But Stobbs was heavily critical of the highly-regulated environment in California‚ where dope is now legal‚ but laws include restrictions of the sale of marijuana at a strip joint and banning it in edible food infused with coffee.

However‚ Stobbs said it was better that weed was legal. "There is no perfect piece of legislation."

TimesLIVE noted that the main legislation on the recreational use of marijuana‚ titled Bureau of Cannabis Control Notice of Approval of Emergency Regulatory Action & Final Text of Regulations‚ runs to 219 pages.

The regulations detail the sale‚ growing‚ testing‚ delivery and sale of marijuana down to how it can be sold at events or American fairs.

The regulations ban the use of a drone for delivery saying marijuana cannot be transported in an "unmanned vehicle".

It has to be delivered person to person "in an enclosed motor vehicle"‚ prohibiting bicycle delivery‚ notes website Alternet.
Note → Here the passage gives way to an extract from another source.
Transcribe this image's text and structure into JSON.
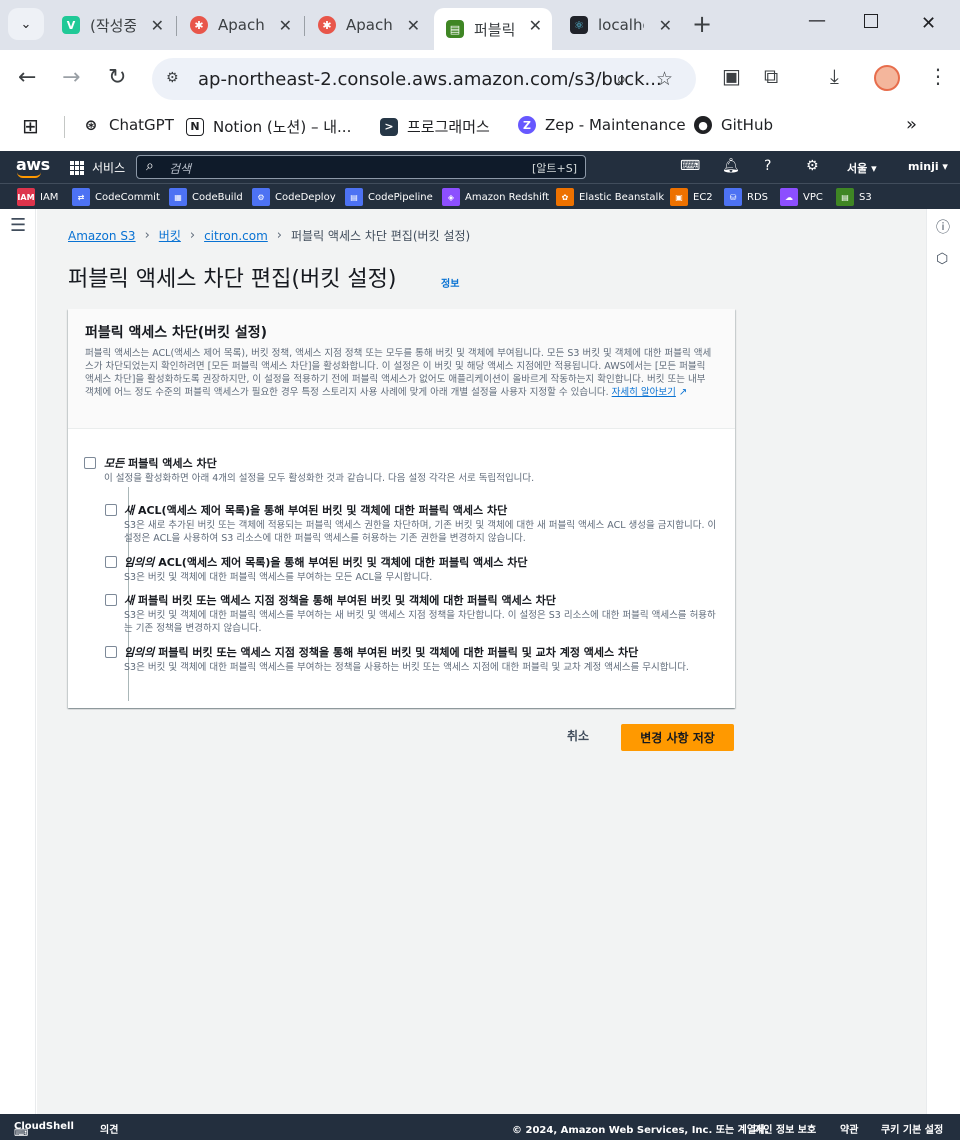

The laws ban edible food with dagga containing nicotine‚ alcohol or caffeine‚ so a coffee flavoured dagga-cookie would be banned.

Regulations state: "Edible products cannot be shaped like a human‚ animal‚ insect‚ or fruit."
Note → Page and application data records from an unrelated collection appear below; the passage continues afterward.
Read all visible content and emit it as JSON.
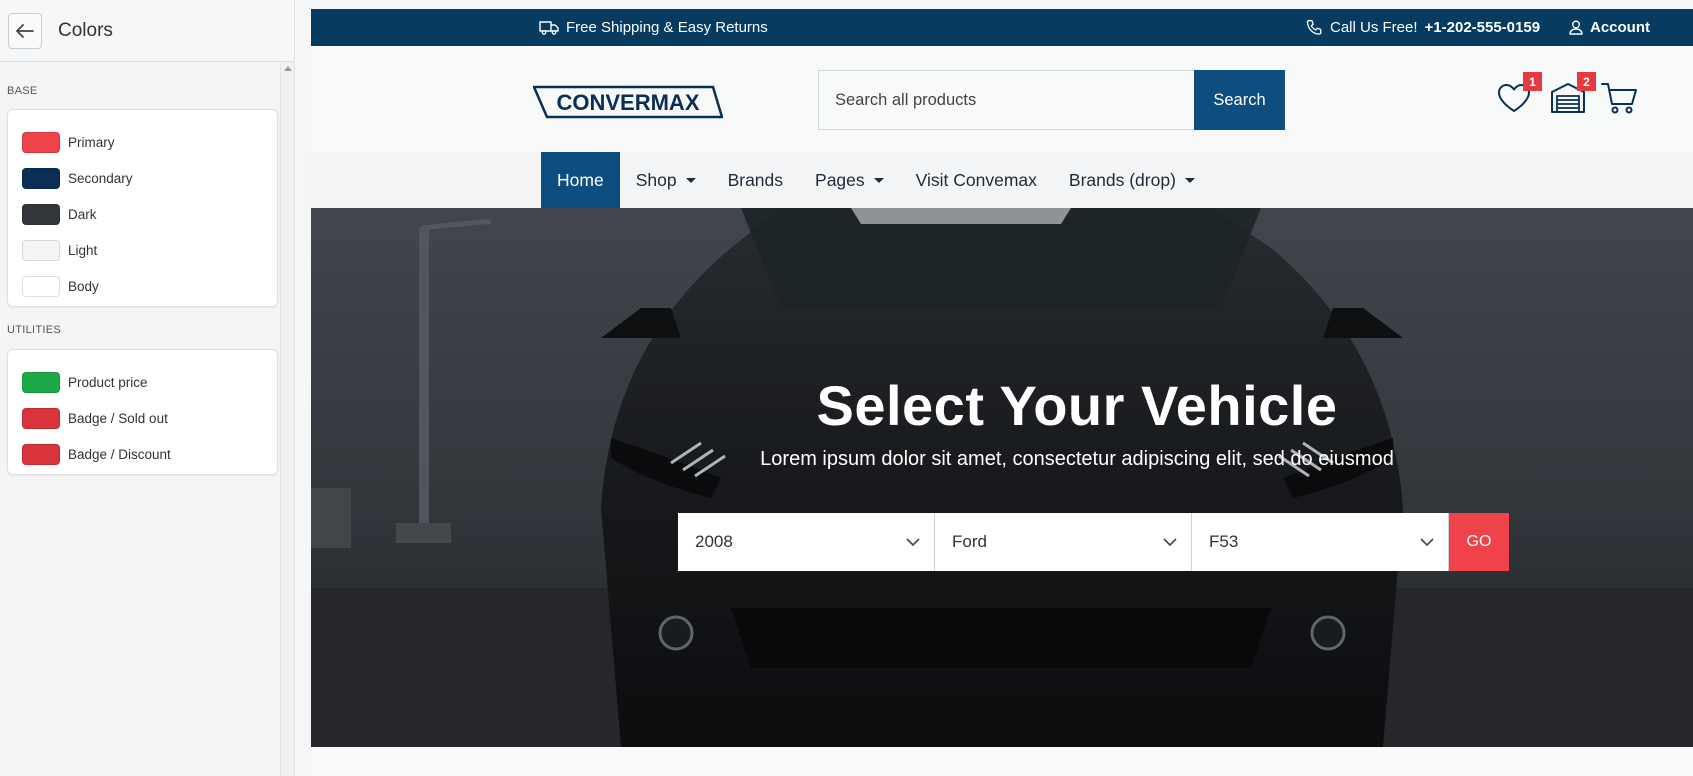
{
  "panel": {
    "title": "Colors",
    "sections": [
      {
        "label": "BASE",
        "items": [
          {
            "label": "Primary",
            "color": "#f0424a"
          },
          {
            "label": "Secondary",
            "color": "#0b2f54"
          },
          {
            "label": "Dark",
            "color": "#33363b"
          },
          {
            "label": "Light",
            "color": "#f4f5f6"
          },
          {
            "label": "Body",
            "color": "#ffffff"
          }
        ]
      },
      {
        "label": "UTILITIES",
        "items": [
          {
            "label": "Product price",
            "color": "#1fa84a"
          },
          {
            "label": "Badge / Sold out",
            "color": "#d9343b"
          },
          {
            "label": "Badge / Discount",
            "color": "#d9343b"
          }
        ]
      }
    ]
  },
  "store": {
    "topbar": {
      "shipping": "Free Shipping & Easy Returns",
      "call_prefix": "Call Us Free!",
      "phone": "+1-202-555-0159",
      "account": "Account"
    },
    "logo_text": "CONVERMAX",
    "search": {
      "placeholder": "Search all products",
      "button": "Search"
    },
    "wishlist_count": "1",
    "garage_count": "2",
    "nav": [
      {
        "label": "Home",
        "dropdown": false
      },
      {
        "label": "Shop",
        "dropdown": true
      },
      {
        "label": "Brands",
        "dropdown": false
      },
      {
        "label": "Pages",
        "dropdown": true
      },
      {
        "label": "Visit Convemax",
        "dropdown": false
      },
      {
        "label": "Brands (drop)",
        "dropdown": true
      }
    ],
    "hero": {
      "title": "Select Your Vehicle",
      "subtitle": "Lorem ipsum dolor sit amet, consectetur adipiscing elit, sed do eiusmod",
      "year": "2008",
      "make": "Ford",
      "model": "F53",
      "go": "GO"
    }
  },
  "colors": {
    "topbar": "#073b60",
    "accent": "#0d4d80",
    "primary": "#f0424a"
  }
}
Also Californians won't be eating beef with weed. "Some potentially-hazardous foods‚ such as meat and seafood‚ and other products requiring refrigeration‚ are prohibited for sale as cannabis products."

Stobbs wondered who in California "thought of" the idea that marijuana cannot be sold at strip club.

The law prevents it being sold at a venue "where any person on the licensed premises [is permitted] to touch‚ caress‚ or fondle the breasts‚ buttocks‚ anus‚ or genitals of any other person and where the place permits any employee or person to wear or use any device or covering‚ exposed to view‚ which simulates the breast‚ genitals‚ anus‚ pubic hair‚ or any portion thereof".

A shop licensed to sell marijuana cannot be within 600 feet (183m) of a school‚ in a bid to protect children from exposure.

Stobbs said the hundreds of pages of legislation are so detailed like they were trying to "treat marijuana as if it was plutonium".

"It is like California has been trying to legalise one of the world's most hectic substances."

He said the heavy California taxes and cost of licences to sell marijuana will double the price of weed in that US state.

"People will start guerrilla growing as they always have."

He said this was a lesson to South Africa that if dagga is ever legalised and then overtaxed‚ people won't use the legal market.

"If government is greedy‚ we will just grow it anyway. That’s what will happen in California."

US media have reported that many Californian cities have not permitted dispensary licences for shops‚ limiting where residents can buy it

In cities such as San Francisco‚ few licences have been issued‚ so few dispensaries are ready.

But ultimately it means one cannot be arrested for a joint.

Stobbs states: "In California‚ one drive 1‚000 kilometres from the very top to the bottom of the state carrying weed."

The New York Times however reported that medical marjiuana has been legal in the state of California for 20 years and there are few police arrests of people carrying small amounts of weed‚ so for many Californian residents not much has changed.